In the very early days of music being used for tribal rituals or as a communication device for primitive man we can see evidence that music was almost always a community affair. Music, by its very nature is not a solitary pursuit, it is meant to be used as a tool to connect and communicate with other people. Playing with other musicians is a highly important skill to develop for any aspiring musician, it can improve your playing, help you realise new ideas, help you learn from your peers and often at times keep you humble.
For decades (and possibly even centuries or millennia) the idea of “jamming” or playing with other musicians in a free form environment has been a staple of the music world. Each different contemporary musical genre has its own element of jamming built in. Jazz music has “standards” – A list of songs/pieces that jazz musicians learn and build improvisations around. Blues music has the “12 bar” – A standardised song format that blues musicians learn to follow in any key and Rock music has “Classics” – A list of classic rock songs that most musicians would either have learned or can pick up based on the songs familiar format. Jamming enables a musician to gain ideas from others, experiment with new ideas, test their skills and knowledge and meet like-minded musicians to network with. However, it also can be a really stressful and terrifying thing to do! You might feel like your playing will be judged by other musicians, your playing is inadequate you may feel like other musicians will realize that you don’t understand all the theory or any other feelings of crippling self-doubt that us musicians are so accustomed to. These are almost always a misconception but, here are 8 things you should know before going to your first jam session.

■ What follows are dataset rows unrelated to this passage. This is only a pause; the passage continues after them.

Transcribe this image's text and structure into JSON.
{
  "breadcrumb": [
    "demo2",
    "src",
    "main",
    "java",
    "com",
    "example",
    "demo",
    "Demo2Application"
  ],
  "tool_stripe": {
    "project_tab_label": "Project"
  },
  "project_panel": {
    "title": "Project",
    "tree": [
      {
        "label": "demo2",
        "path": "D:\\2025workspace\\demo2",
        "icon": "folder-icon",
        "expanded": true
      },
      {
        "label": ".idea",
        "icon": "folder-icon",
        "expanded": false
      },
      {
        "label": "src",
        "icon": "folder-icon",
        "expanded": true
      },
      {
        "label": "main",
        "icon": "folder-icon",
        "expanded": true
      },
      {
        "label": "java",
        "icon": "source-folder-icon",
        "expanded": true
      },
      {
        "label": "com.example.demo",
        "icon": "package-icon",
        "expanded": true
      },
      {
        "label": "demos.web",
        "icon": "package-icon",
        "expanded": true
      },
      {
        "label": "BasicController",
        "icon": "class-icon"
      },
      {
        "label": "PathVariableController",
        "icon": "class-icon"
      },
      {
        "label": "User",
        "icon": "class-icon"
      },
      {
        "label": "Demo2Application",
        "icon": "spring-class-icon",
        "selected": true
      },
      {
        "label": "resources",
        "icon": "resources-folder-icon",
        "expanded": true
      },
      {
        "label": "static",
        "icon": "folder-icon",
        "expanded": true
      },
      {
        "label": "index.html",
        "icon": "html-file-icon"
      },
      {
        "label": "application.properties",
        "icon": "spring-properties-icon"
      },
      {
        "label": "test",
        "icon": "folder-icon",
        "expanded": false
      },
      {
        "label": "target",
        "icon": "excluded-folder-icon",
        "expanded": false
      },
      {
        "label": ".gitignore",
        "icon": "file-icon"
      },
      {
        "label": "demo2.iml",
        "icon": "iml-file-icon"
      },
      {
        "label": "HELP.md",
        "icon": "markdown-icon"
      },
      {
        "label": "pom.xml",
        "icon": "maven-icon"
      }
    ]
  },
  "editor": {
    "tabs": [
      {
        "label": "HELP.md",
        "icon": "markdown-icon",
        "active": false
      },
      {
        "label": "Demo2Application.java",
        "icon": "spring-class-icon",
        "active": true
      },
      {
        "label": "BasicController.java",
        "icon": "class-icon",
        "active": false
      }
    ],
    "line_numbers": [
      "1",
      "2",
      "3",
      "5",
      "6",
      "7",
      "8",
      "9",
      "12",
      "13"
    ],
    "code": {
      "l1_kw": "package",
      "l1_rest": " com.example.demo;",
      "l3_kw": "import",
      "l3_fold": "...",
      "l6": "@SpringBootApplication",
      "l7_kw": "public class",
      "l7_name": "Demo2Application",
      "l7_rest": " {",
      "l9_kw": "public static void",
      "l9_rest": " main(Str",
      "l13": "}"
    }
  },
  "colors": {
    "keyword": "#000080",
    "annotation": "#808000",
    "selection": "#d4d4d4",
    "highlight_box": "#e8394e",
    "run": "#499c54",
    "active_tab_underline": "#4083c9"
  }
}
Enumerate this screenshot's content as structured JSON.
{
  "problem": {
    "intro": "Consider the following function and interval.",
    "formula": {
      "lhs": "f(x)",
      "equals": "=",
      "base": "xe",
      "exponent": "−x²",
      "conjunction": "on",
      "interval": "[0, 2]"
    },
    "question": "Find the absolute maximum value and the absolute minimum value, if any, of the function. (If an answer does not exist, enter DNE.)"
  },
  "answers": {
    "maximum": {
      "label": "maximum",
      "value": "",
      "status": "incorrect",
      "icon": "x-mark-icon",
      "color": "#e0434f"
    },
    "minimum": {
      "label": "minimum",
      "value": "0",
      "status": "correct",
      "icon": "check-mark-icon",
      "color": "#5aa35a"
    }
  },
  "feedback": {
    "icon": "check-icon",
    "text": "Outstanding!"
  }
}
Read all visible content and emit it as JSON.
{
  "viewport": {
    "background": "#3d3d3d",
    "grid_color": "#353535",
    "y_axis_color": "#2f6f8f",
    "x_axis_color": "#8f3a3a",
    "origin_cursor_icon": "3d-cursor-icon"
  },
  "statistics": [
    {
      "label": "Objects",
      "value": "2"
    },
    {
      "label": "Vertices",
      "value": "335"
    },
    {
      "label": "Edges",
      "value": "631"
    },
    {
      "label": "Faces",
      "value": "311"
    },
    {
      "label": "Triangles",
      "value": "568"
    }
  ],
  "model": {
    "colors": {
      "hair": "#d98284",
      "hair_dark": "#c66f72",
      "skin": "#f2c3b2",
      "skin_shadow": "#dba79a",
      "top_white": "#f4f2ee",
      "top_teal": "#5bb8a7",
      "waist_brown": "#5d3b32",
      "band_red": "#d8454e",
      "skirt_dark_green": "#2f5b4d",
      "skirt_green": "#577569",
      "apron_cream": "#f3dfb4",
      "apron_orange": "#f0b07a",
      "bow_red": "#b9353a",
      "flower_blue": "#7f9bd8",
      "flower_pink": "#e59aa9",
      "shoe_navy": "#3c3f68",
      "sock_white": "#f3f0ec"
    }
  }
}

1. Is it genre specific? If you’ve grown up a self-taught Iron Maiden fan then the last thing you will need is to accidently end up at a jam night for hardcore jazz musicians all wanting to show off their newest solos for Giant Steps! Similarly if you are looking to show off your Giant Steps solo, don’t accidently end up in a room full of B.C Riches and Grindcore fans. Make sure you know what kind of night this one is.

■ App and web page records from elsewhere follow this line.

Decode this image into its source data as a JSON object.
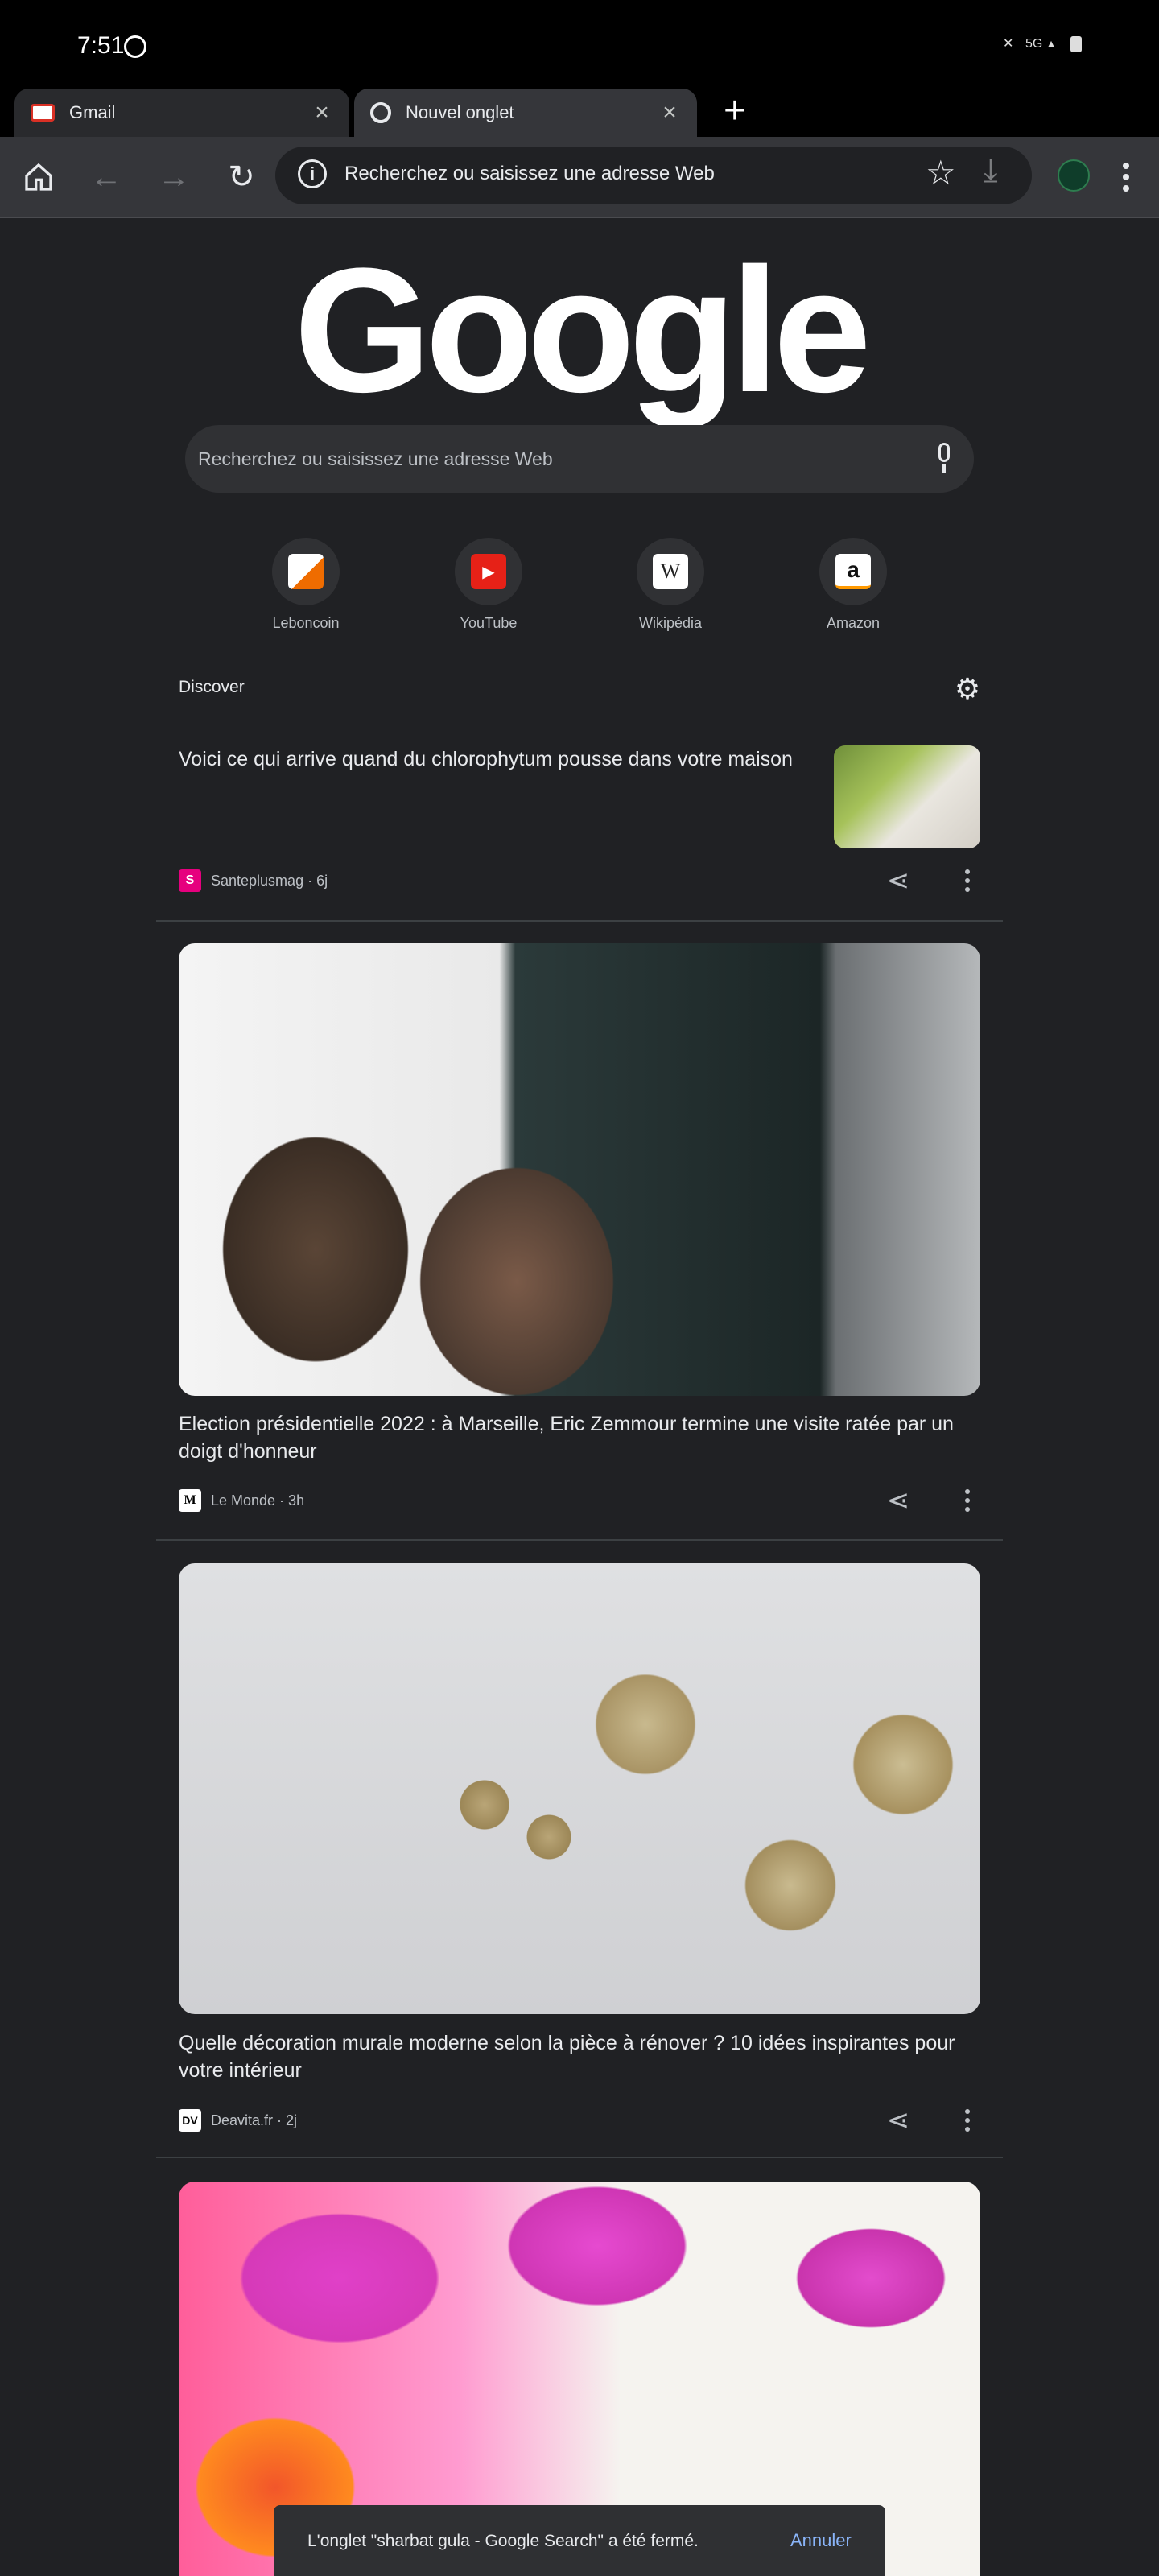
{
  "status_bar": {
    "time": "7:51",
    "network": "5G"
  },
  "tabs": [
    {
      "label": "Gmail"
    },
    {
      "label": "Nouvel onglet"
    }
  ],
  "toolbar": {
    "omnibox_text": "Recherchez ou saisissez une adresse Web"
  },
  "logo": {
    "text": "Google"
  },
  "search": {
    "placeholder": "Recherchez ou saisissez une adresse Web"
  },
  "shortcuts": [
    {
      "label": "Leboncoin"
    },
    {
      "label": "YouTube"
    },
    {
      "label": "Wikipédia"
    },
    {
      "label": "Amazon"
    }
  ],
  "discover": {
    "label": "Discover",
    "articles": [
      {
        "title": "Voici ce qui arrive quand du chlorophytum pousse dans votre maison",
        "source": "Santeplusmag · 6j"
      },
      {
        "title": "Election présidentielle 2022 : à Marseille, Eric Zemmour termine une visite ratée par un doigt d'honneur",
        "source": "Le Monde · 3h"
      },
      {
        "title": "Quelle décoration murale moderne selon la pièce à rénover ? 10 idées inspirantes pour votre intérieur",
        "source": "Deavita.fr · 2j"
      }
    ]
  },
  "snackbar": {
    "text": "L'onglet \"sharbat gula - Google Search\" a été fermé.",
    "action": "Annuler"
  }
}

2. Is it open mic or open jam? Make sure it is in-fact a Jam night for musicians to play with each other and that the venue isn’t just using the word “Jam” as a fancy sounding buzz word for Open Mic.
3. Is it renowned for professionals? If you are looking to meet other professionals or are just a high-level player there are Jam nights that attract a more professional level of player. These nights often take place in famous venues or well-known music bars such as Ronnie Scotts or Jazz at the Lincoln Centre or Shanghai Jazz and Blues (if you’re local to me) These are great if your looking for a challenge or to do some networking but, for your first time maybe best avoided.
4. Is there a song-list? A lot of jams have someone who is in charge and they may well have a large file-o-fax full of songs that the regulars or house band can play, its well worth finding out of your local jam has one of these and learning a few of the classics.
5. What is the gear situation? Worth finding out what gear the place has before you turn up to an acoustic bean-bag and bongo jam with your JCM-800 and table sized pedalboard.
6. Will anyone be reading? If you are not a keen and avid sight-reader it’d be a good idea to find out if this is the kind of jam where you may get presented with a lead sheet or even just a score and expected to be able to keep up.
7. How many musicians usually go? Jam nights can always be difficult with some people hogging the stage whilst others sit and nurse a solitary beer patiently waiting their turn to play. Its always worth finding out how busy these places are you might not want to wait until 2am to get up and play.
8. Is there a free drink for jammers policy? There should be!